What the exercise asks: For the records below, print every one exactly, with nothing dropped.

Provided data:

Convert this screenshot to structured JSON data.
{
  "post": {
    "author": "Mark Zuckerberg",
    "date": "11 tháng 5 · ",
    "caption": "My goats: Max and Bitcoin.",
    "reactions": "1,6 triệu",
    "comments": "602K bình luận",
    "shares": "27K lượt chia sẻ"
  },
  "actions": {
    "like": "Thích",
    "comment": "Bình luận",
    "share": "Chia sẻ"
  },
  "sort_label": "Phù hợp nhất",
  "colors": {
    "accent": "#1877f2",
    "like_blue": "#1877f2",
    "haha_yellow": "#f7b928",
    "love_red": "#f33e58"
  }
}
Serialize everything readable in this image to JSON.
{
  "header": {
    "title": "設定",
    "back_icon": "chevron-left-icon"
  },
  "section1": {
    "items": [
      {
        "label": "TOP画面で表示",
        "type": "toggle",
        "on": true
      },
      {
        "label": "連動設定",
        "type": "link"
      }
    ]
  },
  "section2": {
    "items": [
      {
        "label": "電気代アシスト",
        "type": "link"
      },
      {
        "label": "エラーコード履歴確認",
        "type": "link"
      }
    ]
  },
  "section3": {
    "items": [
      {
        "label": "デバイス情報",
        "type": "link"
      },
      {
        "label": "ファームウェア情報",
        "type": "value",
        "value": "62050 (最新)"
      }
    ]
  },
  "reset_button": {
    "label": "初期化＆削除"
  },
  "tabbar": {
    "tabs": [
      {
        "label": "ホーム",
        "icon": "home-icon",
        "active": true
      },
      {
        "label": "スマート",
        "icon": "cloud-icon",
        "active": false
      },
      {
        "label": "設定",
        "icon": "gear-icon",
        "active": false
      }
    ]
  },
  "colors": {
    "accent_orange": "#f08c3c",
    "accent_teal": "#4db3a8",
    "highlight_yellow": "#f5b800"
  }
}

Problem solution:
Convert this screenshot to structured JSON data.
{
  "post": {
    "author": "Mark Zuckerberg",
    "date": "11 tháng 5 · ",
    "caption": "My goats: Max and Bitcoin.",
    "reactions": "1,6 triệu",
    "comments": "602K bình luận",
    "shares": "27K lượt chia sẻ"
  },
  "actions": {
    "like": "Thích",
    "comment": "Bình luận",
    "share": "Chia sẻ"
  },
  "sort_label": "Phù hợp nhất",
  "colors": {
    "accent": "#1877f2",
    "like_blue": "#1877f2",
    "haha_yellow": "#f7b928",
    "love_red": "#f33e58"
  }
}
Serialize everything readable in this image to JSON.
{
  "header": {
    "title": "設定",
    "back_icon": "chevron-left-icon"
  },
  "section1": {
    "items": [
      {
        "label": "TOP画面で表示",
        "type": "toggle",
        "on": true
      },
      {
        "label": "連動設定",
        "type": "link"
      }
    ]
  },
  "section2": {
    "items": [
      {
        "label": "電気代アシスト",
        "type": "link"
      },
      {
        "label": "エラーコード履歴確認",
        "type": "link"
      }
    ]
  },
  "section3": {
    "items": [
      {
        "label": "デバイス情報",
        "type": "link"
      },
      {
        "label": "ファームウェア情報",
        "type": "value",
        "value": "62050 (最新)"
      }
    ]
  },
  "reset_button": {
    "label": "初期化＆削除"
  },
  "tabbar": {
    "tabs": [
      {
        "label": "ホーム",
        "icon": "home-icon",
        "active": true
      },
      {
        "label": "スマート",
        "icon": "cloud-icon",
        "active": false
      },
      {
        "label": "設定",
        "icon": "gear-icon",
        "active": false
      }
    ]
  },
  "colors": {
    "accent_orange": "#f08c3c",
    "accent_teal": "#4db3a8",
    "highlight_yellow": "#f5b800"
  }
}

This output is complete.